None of the facts in The Times reports has been challenged. “It appears all their facts are accurate.... We take the allegations very seriously,” Rose said.
The senior judges asked to respond within three weeks to the articles were James A. Brennan, Joseph S. Pavlikowski and Stephen L. Huffaker. They have declined to comment.
Among numerous assertions about the judges were that Brennan presided over at least 16 cases involving participants in his real estate ventures; that Pavlikowski accepted $2,800 in “comps,” or giveaways, from a casino whose boss later had cases before him, and that he showed repeated favoritism in rulings for the drunk-driving clients of a former law clerk; and that Huffaker presided over several cases involving casinos while they were providing his son with jobs and an $11,000 scholarship.

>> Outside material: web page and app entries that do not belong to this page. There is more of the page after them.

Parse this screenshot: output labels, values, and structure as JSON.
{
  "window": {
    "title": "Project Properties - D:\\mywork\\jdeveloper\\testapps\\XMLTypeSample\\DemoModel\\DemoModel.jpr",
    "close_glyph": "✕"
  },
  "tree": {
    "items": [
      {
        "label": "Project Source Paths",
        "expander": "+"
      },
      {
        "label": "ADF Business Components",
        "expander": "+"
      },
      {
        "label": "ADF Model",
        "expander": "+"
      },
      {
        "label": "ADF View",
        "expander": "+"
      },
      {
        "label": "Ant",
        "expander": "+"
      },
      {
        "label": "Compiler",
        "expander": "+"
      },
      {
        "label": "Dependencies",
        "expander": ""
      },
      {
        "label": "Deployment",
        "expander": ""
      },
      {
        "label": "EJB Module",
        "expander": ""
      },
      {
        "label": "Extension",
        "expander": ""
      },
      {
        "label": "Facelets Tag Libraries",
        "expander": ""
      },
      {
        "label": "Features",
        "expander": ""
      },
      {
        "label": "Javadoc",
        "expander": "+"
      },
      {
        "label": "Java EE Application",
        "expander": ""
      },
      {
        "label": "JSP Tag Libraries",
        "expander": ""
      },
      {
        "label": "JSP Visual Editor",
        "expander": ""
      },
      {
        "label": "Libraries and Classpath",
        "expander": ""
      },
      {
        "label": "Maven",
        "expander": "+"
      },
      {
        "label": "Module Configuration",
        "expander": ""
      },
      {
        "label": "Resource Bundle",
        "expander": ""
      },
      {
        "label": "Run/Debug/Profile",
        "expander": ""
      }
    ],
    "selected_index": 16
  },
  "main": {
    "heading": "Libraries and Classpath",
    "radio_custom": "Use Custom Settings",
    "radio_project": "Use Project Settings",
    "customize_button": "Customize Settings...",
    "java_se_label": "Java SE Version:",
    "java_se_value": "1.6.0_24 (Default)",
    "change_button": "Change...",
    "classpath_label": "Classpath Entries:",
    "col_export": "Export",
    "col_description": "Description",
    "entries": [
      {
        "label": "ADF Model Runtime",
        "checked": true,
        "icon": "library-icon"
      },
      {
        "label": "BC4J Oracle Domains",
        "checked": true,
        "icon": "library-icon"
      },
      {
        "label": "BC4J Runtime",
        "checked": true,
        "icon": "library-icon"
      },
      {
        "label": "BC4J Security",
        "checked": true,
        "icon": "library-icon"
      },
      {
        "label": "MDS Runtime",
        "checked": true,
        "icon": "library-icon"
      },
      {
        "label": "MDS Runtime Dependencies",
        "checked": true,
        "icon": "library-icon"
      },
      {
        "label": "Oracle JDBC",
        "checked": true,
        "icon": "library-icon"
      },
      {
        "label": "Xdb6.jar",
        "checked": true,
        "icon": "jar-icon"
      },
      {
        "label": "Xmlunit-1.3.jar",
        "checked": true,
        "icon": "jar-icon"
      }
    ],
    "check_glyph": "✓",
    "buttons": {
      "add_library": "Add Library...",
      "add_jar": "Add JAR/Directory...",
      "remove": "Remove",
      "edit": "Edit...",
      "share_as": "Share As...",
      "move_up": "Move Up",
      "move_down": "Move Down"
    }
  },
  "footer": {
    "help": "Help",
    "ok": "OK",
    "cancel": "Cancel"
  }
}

Mahan was a state district judge in Las Vegas until he joined the federal bench four years ago. In those two capacities, he was reported to have approved more than $4.8 million in judgments and fees without disclosing long-standing ties to those who benefited from the actions. Mahan has denied any conflict of interest.
The Times articles traced many of the questionable practices to the fact that Nevada judges facing election felt compelled to raise campaign funds. Most of the money comes from lawyers or companies that appear before the same judges in court cases.
Bill Raggio, Republican majority leader in the state Senate, has said he plans to introduce legislation to require that judges be appointed instead of elected, thus eliminating the campaign issue. The Supreme Court and the state bar have endorsed such action before, and Rose said Thursday he would push hard for it again. But that would require a change in the state constitution, and voters have rejected it twice.
The state’s legal establishment is preparing legislation to free judges from raising campaign funds unless someone is running against them. Most judges run unopposed, yet they raise tens of thousands of dollars to run campaigns. Much of the money goes unspent and is not always accounted for, The Times reported.